What’s happening in Europe?
As is the norm, Europe is some way behind the US in asset gathering, but there has been notable activity in several markets. With US giants such as Vanguard rumoured to be considering entry into European robo-advice, this may provide a significant catalyst for growth. A recent research paper by Numis(4) for the FCA in the UK highlights some of the threats and opportunities that robo-advisers pose for traditional advisers and asset managers. It also questions whether human psychology will allow us to trust a computer to make investment decisions on our behalf. Inevitably, some will prefer face-to-face advice if they can afford it. For investors caught in the advice gap or preferring an element of DIY, this new breed of hi-tech advice offers a much lower entry point and fees. Whether a computer or a fellow human manages our money, success is ultimately judged according to investor outcomes. Trust and investment performance are therefore the key issues here. For new players, it will take time to demonstrate these and generate brand awareness. But as seen in other industries, good digital business models can rapidly establish a mainstream presence, Amazon being a prominent example. The advance of the robo-advisers could represent a threat to future flows for active managers. So far, propositions have focused on low-cost ETF offerings. Will this expand into the active space? The British provider Nutmeg has criticised the cost of active funds, but it hasn’t ruled out the possibility of including such products in its investment palette.
4) Discussion: Robo-Advice – Disrupter or Distraction?
While we have seen new names emerge in Europe, some existing wealth managers, too, are using this technology to attract new clients. By facilitating lower costs for ‘restricted’ advice, they are able to develop propositions for the mass retail industry and lower the barriers to entry. For example, last month, Fund Radar reported that Swiss private banks are leveraging their experience of ‘robo-advice’ in Asia to open private banking up to the mass retail market with low-cost advice solutions. Swissquote states its proposition very clearly on its website: ‘Your electronic asset manager. ePrivateBanking, an easy and powerful solution’. Market and technological developments are also providing opportunities for asset managers to deliver direct retail-client solutions. The extension of discretionary and model portfolio services has already been seen in the UK through third-party distribution. Some managers are looking to go a step further and offer proprietary services. In the UK, The Daily Telegraph5 recently reported that Investec plans to launch a mass-market online service later this year that will fall under the FCA’s ‘Simplified Advice’ category. And, as mentioned earlier, Aviva is also bringing an online proposition to market, albeit currently subject to delay.

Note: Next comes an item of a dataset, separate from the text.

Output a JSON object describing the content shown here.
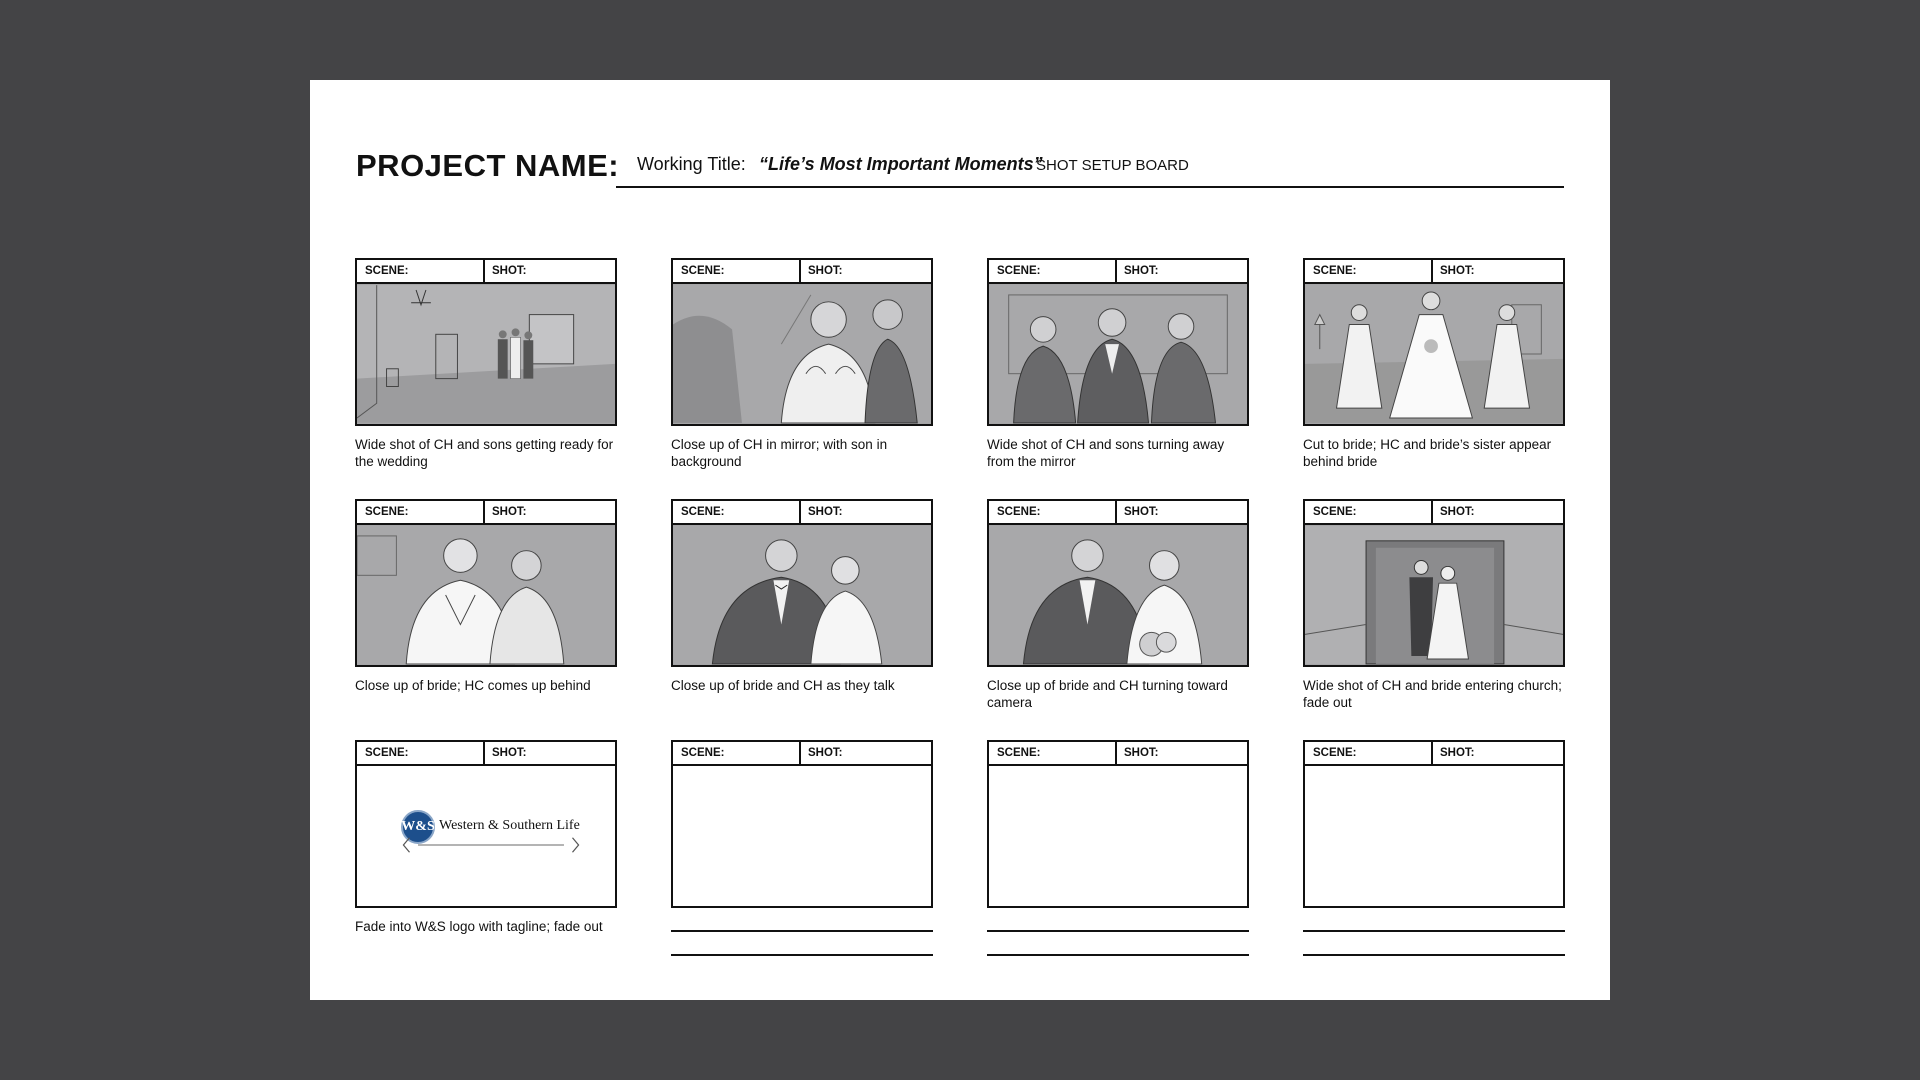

The two ‘channels’ featured here are in their infancy. They represent both opportunities and threats to asset managers but, more importantly, they provide a platform to open up the long-term investment market to a much broader and deeper base of clients. Tapping into these markets will require investment in technology and a greater understanding of direct investor relationships. The large US firms with considerable experience of developing propositions for their domestic market have a significant competitive advantage here. However, the nuances of each European market mean that each one is marked by a different operating environment. In addition to the technology outlays, managers setting up shop in these markets will have to invest in building brand awareness with end investors.
5) ‘Investec to launch a rival to Nutmeg,’ 06/05/2015